Booth, Ordway found competent

Two suspects involved in significant criminal cases in Stevens County were recently found competent to stand trial by Eastern State Hospital, giving the Stevens County Prosecutor the ability to move the cases forward.Eric L Booth, 26, is being charged with the first degree murder of Colville area man Gordon Feist. Feist, 63, was shot during a botched robbery attempt on July 17, 2011. Booth will have a status hearing on Feb. 7 in Stevens County Superior Court.Co-defendents in the Feist murder, Jesse J. Fellman-Shimmin, 27, and Collette Marie Pierce, 25, have also been charged with first degree murder and have a potential trial date for April 2.However, court records indicate the trio all made implicating statements to law enforcement regarding killing Feist, potentially bringing trial alternatives to the table.OrdwayEastern State Hospital also found that David Ordway, a Colville man who admitted to detectives he violently shook a 6-week old baby last August, competent to stand trial. The baby suffered severe brain damage from the incident. Ordway will appear in Stevens County Superior Court on Feb. 7 to set a trial date for the case. Other casesOther notable criminal cases that are pending further development include State v.Cosby and State v. Friedlund. In State v. Cosby, the Stevens County Prosecutor’s Office is charging Craig Raymond Cosby, 68, in the shooting death of his wife, Susan May Cosby.Cosby was originally booked into the Stevens County jail on a first degree murder charge on Oct. 5, 2009. The delay in bringing the case to trial is partially due to a dispute between Stevens County Prosecutor Tim Rasmussen and now-retired Superior Court Judge Rebecca Baker who battled each other over whether Baker should preside over the trial.The delay has caused frustration for the victim’s family, including 28-year-old Kristen Cosby who called the dispute between Rasmussen and Baker “selfish” according to a December article in the Spokesman Review Newspaper.“I can understand reasonable delays, but I can’t understand unreasonable delays,” Cosby told the Spokesman. “And what is unreasonable is Tim (Rasmussen) and Judge Baker and their petty dispute.”The disagreement, which went into litigation in the appeals court, has finally been resolved and Judge Alan Nielsen is now appointed to hear the case. Nielsen’s appointment was not due to Judge Baker being removed from the case, but as a default when Judge Baker retired last fall. Cosby will have a hearing on Feb. 7 with a trial date to be set at that time.FriedlundThe court case of State v. Friedlund is also awaiting further developments this spring, with a tentative trial date reserved for April.John H.Friedlund, 78, was charged with felony criminal mistreatment after a 105-year-old woman was found in his home, begging for food.
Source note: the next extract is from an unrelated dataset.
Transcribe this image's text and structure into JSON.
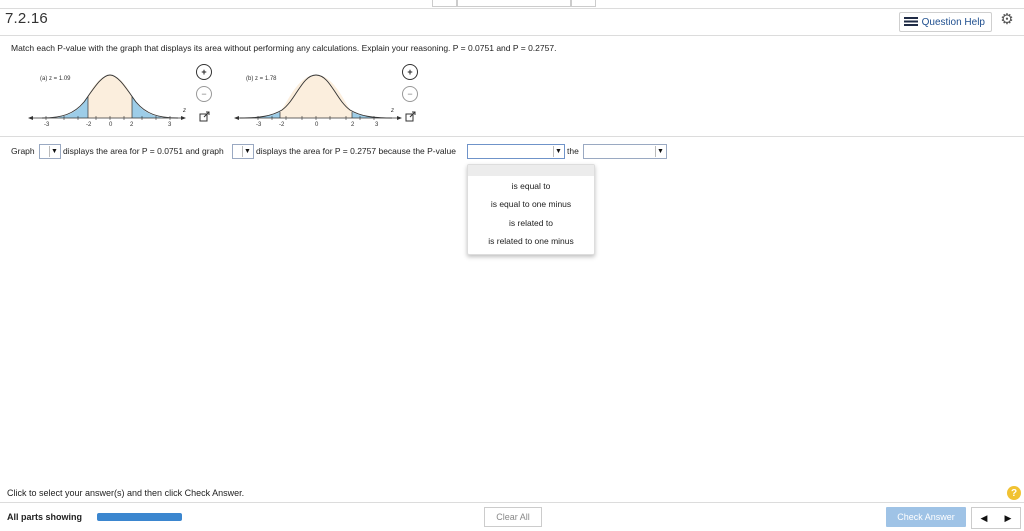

Police officers had originally gone to the Friedlund home in Kettle Falls in response to an animal cruelty complaint and found Frances Swan in the home, living in squalid conditions.Swan was moved to Buena Vista Nursing Home where she celebrated for 106-year Birthday shortly after being rescued from the Friedlund home.